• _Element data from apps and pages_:
◆ ◆ ◆ ◆ ◆
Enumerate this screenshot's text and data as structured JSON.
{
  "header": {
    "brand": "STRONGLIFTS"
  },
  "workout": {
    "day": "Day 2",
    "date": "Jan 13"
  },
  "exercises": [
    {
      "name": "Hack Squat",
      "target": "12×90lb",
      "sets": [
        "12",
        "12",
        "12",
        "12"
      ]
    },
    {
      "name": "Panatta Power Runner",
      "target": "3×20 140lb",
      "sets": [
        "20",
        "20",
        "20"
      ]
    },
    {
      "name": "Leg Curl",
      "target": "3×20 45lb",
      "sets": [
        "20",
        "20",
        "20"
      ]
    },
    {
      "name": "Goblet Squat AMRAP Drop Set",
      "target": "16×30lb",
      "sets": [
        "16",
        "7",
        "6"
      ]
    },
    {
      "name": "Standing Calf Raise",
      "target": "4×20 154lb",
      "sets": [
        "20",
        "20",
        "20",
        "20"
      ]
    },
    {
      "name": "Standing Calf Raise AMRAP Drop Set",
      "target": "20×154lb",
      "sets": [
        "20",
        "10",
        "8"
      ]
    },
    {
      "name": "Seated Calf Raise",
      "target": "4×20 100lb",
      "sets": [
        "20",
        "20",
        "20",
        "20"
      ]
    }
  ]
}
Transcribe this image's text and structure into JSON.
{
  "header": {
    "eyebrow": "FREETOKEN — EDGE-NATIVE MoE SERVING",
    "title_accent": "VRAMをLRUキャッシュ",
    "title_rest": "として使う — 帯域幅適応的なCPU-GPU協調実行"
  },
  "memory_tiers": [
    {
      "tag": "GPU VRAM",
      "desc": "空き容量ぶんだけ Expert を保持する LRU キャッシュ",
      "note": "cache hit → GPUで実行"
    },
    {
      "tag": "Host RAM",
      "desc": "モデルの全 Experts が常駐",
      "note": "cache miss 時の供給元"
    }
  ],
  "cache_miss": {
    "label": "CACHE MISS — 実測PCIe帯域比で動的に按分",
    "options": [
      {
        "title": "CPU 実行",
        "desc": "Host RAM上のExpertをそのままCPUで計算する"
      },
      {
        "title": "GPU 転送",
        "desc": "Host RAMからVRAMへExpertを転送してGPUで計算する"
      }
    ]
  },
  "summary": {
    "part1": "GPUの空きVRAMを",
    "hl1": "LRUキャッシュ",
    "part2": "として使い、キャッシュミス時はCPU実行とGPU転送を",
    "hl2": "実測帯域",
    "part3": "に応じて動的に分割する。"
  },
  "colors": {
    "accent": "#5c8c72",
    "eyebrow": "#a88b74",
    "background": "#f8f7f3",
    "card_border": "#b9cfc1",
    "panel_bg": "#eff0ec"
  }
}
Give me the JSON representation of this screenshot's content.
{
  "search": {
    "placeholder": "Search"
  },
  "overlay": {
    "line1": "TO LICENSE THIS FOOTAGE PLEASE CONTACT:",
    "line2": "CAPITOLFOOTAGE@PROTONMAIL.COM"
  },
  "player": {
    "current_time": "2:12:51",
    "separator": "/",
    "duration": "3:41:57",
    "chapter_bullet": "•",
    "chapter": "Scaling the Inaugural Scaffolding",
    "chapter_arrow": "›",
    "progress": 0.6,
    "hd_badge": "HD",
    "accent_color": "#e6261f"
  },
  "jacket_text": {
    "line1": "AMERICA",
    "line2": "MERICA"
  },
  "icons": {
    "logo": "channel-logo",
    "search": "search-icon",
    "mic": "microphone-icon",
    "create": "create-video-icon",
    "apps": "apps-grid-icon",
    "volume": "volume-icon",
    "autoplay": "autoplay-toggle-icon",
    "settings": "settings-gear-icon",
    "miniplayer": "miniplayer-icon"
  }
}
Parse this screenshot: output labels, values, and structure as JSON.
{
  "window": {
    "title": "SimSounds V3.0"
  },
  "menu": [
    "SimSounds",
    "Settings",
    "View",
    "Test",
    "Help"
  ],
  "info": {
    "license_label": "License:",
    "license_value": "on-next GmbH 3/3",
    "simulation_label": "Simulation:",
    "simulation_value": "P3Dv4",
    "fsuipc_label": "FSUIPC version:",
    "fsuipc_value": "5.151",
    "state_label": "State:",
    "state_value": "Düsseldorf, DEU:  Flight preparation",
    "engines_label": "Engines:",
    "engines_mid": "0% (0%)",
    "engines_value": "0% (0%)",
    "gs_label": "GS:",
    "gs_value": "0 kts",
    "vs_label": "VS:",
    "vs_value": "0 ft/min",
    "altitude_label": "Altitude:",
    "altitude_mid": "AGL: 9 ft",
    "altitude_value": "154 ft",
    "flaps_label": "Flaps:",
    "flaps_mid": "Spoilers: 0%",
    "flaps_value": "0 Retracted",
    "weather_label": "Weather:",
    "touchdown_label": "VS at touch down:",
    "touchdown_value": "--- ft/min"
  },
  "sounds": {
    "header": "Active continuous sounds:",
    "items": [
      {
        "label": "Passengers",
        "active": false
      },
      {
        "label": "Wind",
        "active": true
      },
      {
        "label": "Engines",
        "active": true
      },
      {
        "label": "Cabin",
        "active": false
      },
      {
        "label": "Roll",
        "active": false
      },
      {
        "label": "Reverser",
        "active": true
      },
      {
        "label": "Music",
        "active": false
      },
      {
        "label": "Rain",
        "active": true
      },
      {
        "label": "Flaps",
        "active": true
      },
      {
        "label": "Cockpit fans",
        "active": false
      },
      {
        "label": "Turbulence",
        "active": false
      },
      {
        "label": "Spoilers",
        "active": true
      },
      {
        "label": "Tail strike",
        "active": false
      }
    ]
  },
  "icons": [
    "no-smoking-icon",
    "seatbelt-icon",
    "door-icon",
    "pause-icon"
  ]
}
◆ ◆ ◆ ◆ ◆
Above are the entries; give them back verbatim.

Enumerate this screenshot's text and data as structured JSON.
{
  "header": {
    "brand": "STRONGLIFTS"
  },
  "workout": {
    "day": "Day 2",
    "date": "Jan 13"
  },
  "exercises": [
    {
      "name": "Hack Squat",
      "target": "12×90lb",
      "sets": [
        "12",
        "12",
        "12",
        "12"
      ]
    },
    {
      "name": "Panatta Power Runner",
      "target": "3×20 140lb",
      "sets": [
        "20",
        "20",
        "20"
      ]
    },
    {
      "name": "Leg Curl",
      "target": "3×20 45lb",
      "sets": [
        "20",
        "20",
        "20"
      ]
    },
    {
      "name": "Goblet Squat AMRAP Drop Set",
      "target": "16×30lb",
      "sets": [
        "16",
        "7",
        "6"
      ]
    },
    {
      "name": "Standing Calf Raise",
      "target": "4×20 154lb",
      "sets": [
        "20",
        "20",
        "20",
        "20"
      ]
    },
    {
      "name": "Standing Calf Raise AMRAP Drop Set",
      "target": "20×154lb",
      "sets": [
        "20",
        "10",
        "8"
      ]
    },
    {
      "name": "Seated Calf Raise",
      "target": "4×20 100lb",
      "sets": [
        "20",
        "20",
        "20",
        "20"
      ]
    }
  ]
}
Transcribe this image's text and structure into JSON.
{
  "header": {
    "eyebrow": "FREETOKEN — EDGE-NATIVE MoE SERVING",
    "title_accent": "VRAMをLRUキャッシュ",
    "title_rest": "として使う — 帯域幅適応的なCPU-GPU協調実行"
  },
  "memory_tiers": [
    {
      "tag": "GPU VRAM",
      "desc": "空き容量ぶんだけ Expert を保持する LRU キャッシュ",
      "note": "cache hit → GPUで実行"
    },
    {
      "tag": "Host RAM",
      "desc": "モデルの全 Experts が常駐",
      "note": "cache miss 時の供給元"
    }
  ],
  "cache_miss": {
    "label": "CACHE MISS — 実測PCIe帯域比で動的に按分",
    "options": [
      {
        "title": "CPU 実行",
        "desc": "Host RAM上のExpertをそのままCPUで計算する"
      },
      {
        "title": "GPU 転送",
        "desc": "Host RAMからVRAMへExpertを転送してGPUで計算する"
      }
    ]
  },
  "summary": {
    "part1": "GPUの空きVRAMを",
    "hl1": "LRUキャッシュ",
    "part2": "として使い、キャッシュミス時はCPU実行とGPU転送を",
    "hl2": "実測帯域",
    "part3": "に応じて動的に分割する。"
  },
  "colors": {
    "accent": "#5c8c72",
    "eyebrow": "#a88b74",
    "background": "#f8f7f3",
    "card_border": "#b9cfc1",
    "panel_bg": "#eff0ec"
  }
}
Give me the JSON representation of this screenshot's content.
{
  "search": {
    "placeholder": "Search"
  },
  "overlay": {
    "line1": "TO LICENSE THIS FOOTAGE PLEASE CONTACT:",
    "line2": "CAPITOLFOOTAGE@PROTONMAIL.COM"
  },
  "player": {
    "current_time": "2:12:51",
    "separator": "/",
    "duration": "3:41:57",
    "chapter_bullet": "•",
    "chapter": "Scaling the Inaugural Scaffolding",
    "chapter_arrow": "›",
    "progress": 0.6,
    "hd_badge": "HD",
    "accent_color": "#e6261f"
  },
  "jacket_text": {
    "line1": "AMERICA",
    "line2": "MERICA"
  },
  "icons": {
    "logo": "channel-logo",
    "search": "search-icon",
    "mic": "microphone-icon",
    "create": "create-video-icon",
    "apps": "apps-grid-icon",
    "volume": "volume-icon",
    "autoplay": "autoplay-toggle-icon",
    "settings": "settings-gear-icon",
    "miniplayer": "miniplayer-icon"
  }
}
Parse this screenshot: output labels, values, and structure as JSON.
{
  "window": {
    "title": "SimSounds V3.0"
  },
  "menu": [
    "SimSounds",
    "Settings",
    "View",
    "Test",
    "Help"
  ],
  "info": {
    "license_label": "License:",
    "license_value": "on-next GmbH 3/3",
    "simulation_label": "Simulation:",
    "simulation_value": "P3Dv4",
    "fsuipc_label": "FSUIPC version:",
    "fsuipc_value": "5.151",
    "state_label": "State:",
    "state_value": "Düsseldorf, DEU:  Flight preparation",
    "engines_label": "Engines:",
    "engines_mid": "0% (0%)",
    "engines_value": "0% (0%)",
    "gs_label": "GS:",
    "gs_value": "0 kts",
    "vs_label": "VS:",
    "vs_value": "0 ft/min",
    "altitude_label": "Altitude:",
    "altitude_mid": "AGL: 9 ft",
    "altitude_value": "154 ft",
    "flaps_label": "Flaps:",
    "flaps_mid": "Spoilers: 0%",
    "flaps_value": "0 Retracted",
    "weather_label": "Weather:",
    "touchdown_label": "VS at touch down:",
    "touchdown_value": "--- ft/min"
  },
  "sounds": {
    "header": "Active continuous sounds:",
    "items": [
      {
        "label": "Passengers",
        "active": false
      },
      {
        "label": "Wind",
        "active": true
      },
      {
        "label": "Engines",
        "active": true
      },
      {
        "label": "Cabin",
        "active": false
      },
      {
        "label": "Roll",
        "active": false
      },
      {
        "label": "Reverser",
        "active": true
      },
      {
        "label": "Music",
        "active": false
      },
      {
        "label": "Rain",
        "active": true
      },
      {
        "label": "Flaps",
        "active": true
      },
      {
        "label": "Cockpit fans",
        "active": false
      },
      {
        "label": "Turbulence",
        "active": false
      },
      {
        "label": "Spoilers",
        "active": true
      },
      {
        "label": "Tail strike",
        "active": false
      }
    ]
  },
  "icons": [
    "no-smoking-icon",
    "seatbelt-icon",
    "door-icon",
    "pause-icon"
  ]
}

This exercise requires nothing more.